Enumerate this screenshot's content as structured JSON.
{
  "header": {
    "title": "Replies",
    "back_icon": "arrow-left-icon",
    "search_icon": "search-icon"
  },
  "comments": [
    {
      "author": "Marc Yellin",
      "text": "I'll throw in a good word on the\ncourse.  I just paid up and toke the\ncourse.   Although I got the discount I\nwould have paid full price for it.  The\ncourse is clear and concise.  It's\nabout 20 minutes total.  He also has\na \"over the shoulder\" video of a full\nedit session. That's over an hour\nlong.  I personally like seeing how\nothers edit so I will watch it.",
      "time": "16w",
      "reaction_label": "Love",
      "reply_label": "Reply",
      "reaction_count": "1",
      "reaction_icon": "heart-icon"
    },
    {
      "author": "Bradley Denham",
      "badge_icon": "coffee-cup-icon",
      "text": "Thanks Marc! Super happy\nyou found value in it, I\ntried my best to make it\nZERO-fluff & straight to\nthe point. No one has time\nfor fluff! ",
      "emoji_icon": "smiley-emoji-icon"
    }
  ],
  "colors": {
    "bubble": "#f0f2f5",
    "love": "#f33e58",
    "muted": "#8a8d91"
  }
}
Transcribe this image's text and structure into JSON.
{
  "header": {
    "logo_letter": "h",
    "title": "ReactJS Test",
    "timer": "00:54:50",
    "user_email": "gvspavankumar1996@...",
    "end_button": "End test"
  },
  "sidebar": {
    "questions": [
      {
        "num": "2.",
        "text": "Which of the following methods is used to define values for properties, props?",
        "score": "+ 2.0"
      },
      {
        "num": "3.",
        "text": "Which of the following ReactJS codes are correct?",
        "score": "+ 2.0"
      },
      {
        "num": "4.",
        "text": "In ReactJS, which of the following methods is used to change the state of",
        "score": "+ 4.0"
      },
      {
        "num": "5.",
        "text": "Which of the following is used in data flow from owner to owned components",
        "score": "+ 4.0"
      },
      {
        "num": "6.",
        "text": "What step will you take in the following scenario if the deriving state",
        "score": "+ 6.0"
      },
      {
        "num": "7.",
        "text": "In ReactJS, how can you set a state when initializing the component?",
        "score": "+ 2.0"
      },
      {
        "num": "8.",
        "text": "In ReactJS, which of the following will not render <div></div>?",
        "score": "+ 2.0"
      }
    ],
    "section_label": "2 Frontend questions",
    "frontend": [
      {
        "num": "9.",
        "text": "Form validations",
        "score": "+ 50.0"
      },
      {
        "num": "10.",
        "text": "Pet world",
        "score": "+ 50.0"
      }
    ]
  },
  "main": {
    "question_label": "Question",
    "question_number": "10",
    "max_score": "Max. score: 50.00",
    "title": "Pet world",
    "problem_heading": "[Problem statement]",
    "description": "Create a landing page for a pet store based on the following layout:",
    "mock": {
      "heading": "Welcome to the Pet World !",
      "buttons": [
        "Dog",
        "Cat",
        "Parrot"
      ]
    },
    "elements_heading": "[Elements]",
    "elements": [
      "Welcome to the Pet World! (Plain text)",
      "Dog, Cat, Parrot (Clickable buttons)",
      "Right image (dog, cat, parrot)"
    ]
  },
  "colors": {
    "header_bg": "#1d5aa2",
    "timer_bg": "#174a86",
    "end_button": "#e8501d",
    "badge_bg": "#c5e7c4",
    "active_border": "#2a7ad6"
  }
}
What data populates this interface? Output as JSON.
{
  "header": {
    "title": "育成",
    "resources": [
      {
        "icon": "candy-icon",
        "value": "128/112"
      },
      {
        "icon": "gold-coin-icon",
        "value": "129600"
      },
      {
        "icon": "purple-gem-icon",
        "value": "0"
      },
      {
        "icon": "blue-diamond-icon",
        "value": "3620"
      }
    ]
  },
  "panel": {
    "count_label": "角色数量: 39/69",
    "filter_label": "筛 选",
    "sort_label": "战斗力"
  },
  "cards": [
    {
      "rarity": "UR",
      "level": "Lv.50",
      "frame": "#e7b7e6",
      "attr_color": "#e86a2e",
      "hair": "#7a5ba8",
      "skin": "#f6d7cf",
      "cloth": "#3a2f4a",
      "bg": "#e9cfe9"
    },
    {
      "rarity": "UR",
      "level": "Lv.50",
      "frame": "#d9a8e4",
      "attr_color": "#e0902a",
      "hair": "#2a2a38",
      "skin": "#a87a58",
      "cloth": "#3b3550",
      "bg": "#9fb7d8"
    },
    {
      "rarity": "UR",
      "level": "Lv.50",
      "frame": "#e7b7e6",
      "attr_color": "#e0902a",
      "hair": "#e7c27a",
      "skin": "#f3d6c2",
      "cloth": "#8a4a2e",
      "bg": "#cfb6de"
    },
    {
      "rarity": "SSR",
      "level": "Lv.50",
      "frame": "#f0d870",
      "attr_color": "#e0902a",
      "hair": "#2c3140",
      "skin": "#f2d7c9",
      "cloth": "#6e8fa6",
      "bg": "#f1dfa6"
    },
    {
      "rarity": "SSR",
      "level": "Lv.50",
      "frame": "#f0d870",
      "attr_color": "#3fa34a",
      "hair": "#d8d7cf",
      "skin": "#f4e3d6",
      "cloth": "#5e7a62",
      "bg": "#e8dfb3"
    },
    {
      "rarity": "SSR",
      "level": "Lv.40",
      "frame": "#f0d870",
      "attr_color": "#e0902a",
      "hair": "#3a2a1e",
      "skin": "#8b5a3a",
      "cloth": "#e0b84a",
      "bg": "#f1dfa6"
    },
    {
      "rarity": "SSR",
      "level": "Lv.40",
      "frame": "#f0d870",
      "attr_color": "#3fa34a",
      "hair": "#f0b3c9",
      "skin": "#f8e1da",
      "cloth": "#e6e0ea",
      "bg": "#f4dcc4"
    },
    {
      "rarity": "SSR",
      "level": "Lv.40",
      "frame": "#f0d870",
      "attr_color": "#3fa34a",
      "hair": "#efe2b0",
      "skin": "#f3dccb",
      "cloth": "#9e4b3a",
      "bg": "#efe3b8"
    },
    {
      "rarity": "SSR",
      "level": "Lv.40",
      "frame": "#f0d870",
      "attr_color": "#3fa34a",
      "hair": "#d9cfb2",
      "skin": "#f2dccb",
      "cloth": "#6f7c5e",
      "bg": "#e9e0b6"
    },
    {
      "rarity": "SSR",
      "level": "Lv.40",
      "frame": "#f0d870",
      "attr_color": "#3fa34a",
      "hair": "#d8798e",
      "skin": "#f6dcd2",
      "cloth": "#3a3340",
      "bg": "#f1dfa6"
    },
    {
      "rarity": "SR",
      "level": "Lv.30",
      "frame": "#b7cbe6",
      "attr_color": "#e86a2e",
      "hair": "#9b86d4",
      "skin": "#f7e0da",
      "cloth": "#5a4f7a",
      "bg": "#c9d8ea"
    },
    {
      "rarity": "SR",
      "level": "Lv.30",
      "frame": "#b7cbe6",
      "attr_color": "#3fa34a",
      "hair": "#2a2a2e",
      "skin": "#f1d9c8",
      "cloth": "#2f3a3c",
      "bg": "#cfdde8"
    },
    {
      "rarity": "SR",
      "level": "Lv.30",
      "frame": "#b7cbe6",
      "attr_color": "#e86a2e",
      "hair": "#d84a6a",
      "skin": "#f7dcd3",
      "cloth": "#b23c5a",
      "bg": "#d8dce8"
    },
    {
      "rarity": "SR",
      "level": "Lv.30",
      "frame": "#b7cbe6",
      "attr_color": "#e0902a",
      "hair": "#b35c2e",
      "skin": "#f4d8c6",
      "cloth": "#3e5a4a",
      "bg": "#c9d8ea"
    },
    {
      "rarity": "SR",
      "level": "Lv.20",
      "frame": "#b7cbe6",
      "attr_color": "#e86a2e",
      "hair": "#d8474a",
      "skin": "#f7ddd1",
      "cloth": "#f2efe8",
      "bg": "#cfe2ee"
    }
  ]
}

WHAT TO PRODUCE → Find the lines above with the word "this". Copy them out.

TASK ANSWER →
Enumerate this screenshot's content as structured JSON.
Transcribe this image's text and structure into JSON.
What data populates this interface? Output as JSON.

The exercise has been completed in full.